---------- GIVEN RECORDS ----------
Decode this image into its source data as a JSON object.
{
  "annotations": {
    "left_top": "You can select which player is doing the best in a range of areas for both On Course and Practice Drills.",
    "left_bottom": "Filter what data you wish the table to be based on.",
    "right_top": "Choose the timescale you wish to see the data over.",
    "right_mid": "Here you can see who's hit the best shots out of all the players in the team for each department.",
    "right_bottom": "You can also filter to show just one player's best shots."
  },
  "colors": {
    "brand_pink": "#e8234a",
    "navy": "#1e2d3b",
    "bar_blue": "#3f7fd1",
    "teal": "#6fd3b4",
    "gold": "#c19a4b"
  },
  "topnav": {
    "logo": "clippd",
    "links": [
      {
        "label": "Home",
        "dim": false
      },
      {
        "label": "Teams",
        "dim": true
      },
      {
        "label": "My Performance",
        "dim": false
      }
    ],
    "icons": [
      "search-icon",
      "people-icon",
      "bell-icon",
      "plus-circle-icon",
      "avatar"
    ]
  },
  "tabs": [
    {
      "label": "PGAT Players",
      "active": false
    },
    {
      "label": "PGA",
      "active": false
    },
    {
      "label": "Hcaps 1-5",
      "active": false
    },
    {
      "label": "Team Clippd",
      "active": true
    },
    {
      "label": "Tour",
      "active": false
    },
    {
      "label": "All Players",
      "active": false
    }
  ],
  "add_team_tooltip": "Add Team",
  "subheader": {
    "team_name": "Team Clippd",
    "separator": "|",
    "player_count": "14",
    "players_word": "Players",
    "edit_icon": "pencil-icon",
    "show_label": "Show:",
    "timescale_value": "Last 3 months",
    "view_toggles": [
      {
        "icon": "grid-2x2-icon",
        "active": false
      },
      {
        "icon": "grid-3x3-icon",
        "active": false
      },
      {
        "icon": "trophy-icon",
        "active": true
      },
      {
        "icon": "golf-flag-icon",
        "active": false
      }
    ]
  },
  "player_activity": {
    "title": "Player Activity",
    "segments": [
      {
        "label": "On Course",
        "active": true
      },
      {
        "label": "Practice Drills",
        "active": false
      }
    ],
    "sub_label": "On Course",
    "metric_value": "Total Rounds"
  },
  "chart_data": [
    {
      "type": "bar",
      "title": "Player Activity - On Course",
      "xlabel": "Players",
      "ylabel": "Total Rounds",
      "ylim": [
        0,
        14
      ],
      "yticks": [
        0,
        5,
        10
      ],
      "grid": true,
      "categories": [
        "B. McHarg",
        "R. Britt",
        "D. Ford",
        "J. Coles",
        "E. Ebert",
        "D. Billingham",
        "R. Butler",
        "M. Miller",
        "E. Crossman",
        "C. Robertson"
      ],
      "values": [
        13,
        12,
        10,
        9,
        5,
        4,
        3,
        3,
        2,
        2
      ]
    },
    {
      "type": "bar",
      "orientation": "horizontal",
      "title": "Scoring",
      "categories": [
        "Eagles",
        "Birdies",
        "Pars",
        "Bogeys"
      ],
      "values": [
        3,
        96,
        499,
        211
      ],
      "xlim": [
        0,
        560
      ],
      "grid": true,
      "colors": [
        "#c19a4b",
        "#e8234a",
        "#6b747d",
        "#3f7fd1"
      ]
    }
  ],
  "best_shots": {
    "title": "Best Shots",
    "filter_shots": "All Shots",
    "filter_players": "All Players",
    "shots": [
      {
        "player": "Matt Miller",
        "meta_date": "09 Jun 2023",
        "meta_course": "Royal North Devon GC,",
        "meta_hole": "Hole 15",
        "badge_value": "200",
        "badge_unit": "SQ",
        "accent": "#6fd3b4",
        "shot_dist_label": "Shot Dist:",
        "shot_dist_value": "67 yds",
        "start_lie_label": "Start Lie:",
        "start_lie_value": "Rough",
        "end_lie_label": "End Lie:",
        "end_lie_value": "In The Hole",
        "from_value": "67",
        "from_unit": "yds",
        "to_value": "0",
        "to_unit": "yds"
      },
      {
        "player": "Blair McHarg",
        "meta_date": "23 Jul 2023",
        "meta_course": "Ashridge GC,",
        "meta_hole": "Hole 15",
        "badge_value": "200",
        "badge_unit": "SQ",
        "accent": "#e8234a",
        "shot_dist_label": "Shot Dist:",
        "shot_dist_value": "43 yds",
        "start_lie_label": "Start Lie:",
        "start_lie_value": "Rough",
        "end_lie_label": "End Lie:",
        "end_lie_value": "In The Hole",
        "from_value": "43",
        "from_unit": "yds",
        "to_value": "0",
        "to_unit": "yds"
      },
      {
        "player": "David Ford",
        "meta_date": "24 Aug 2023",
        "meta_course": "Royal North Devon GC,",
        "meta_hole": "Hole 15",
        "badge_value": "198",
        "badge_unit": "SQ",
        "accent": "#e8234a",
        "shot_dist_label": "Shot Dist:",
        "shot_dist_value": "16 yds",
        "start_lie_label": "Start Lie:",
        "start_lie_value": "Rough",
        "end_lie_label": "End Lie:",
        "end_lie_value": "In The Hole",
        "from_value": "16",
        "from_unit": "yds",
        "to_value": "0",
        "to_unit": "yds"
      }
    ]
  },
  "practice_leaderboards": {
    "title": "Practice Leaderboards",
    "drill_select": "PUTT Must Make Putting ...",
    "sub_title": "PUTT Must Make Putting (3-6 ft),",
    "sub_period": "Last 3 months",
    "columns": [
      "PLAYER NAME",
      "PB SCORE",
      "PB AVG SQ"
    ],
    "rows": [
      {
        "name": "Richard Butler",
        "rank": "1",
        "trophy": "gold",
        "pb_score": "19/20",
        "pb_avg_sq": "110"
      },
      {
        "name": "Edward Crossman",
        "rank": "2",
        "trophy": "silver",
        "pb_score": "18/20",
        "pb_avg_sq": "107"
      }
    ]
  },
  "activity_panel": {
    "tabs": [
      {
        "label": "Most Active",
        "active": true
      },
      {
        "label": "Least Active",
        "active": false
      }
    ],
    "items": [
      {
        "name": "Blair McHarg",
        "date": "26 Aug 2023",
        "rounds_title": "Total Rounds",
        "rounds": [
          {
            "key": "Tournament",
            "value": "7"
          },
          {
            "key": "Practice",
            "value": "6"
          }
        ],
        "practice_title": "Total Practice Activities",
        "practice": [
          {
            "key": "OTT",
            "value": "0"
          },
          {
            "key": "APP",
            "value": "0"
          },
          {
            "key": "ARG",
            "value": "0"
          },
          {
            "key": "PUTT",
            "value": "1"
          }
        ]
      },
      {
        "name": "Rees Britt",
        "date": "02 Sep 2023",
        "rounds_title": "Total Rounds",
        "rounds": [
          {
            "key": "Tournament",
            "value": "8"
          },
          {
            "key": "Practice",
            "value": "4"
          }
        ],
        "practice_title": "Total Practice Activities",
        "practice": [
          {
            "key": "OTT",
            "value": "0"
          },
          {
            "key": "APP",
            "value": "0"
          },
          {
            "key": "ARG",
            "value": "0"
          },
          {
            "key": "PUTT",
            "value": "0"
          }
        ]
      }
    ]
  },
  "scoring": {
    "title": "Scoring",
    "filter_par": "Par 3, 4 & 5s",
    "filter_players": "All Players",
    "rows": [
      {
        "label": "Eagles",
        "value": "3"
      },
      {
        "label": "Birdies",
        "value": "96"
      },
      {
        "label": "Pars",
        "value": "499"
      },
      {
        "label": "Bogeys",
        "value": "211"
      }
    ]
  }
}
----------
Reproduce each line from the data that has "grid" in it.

        "icon": "grid-2x2-icon",
        "icon": "grid-3x3-icon",
      "grid": true,
      "grid": true,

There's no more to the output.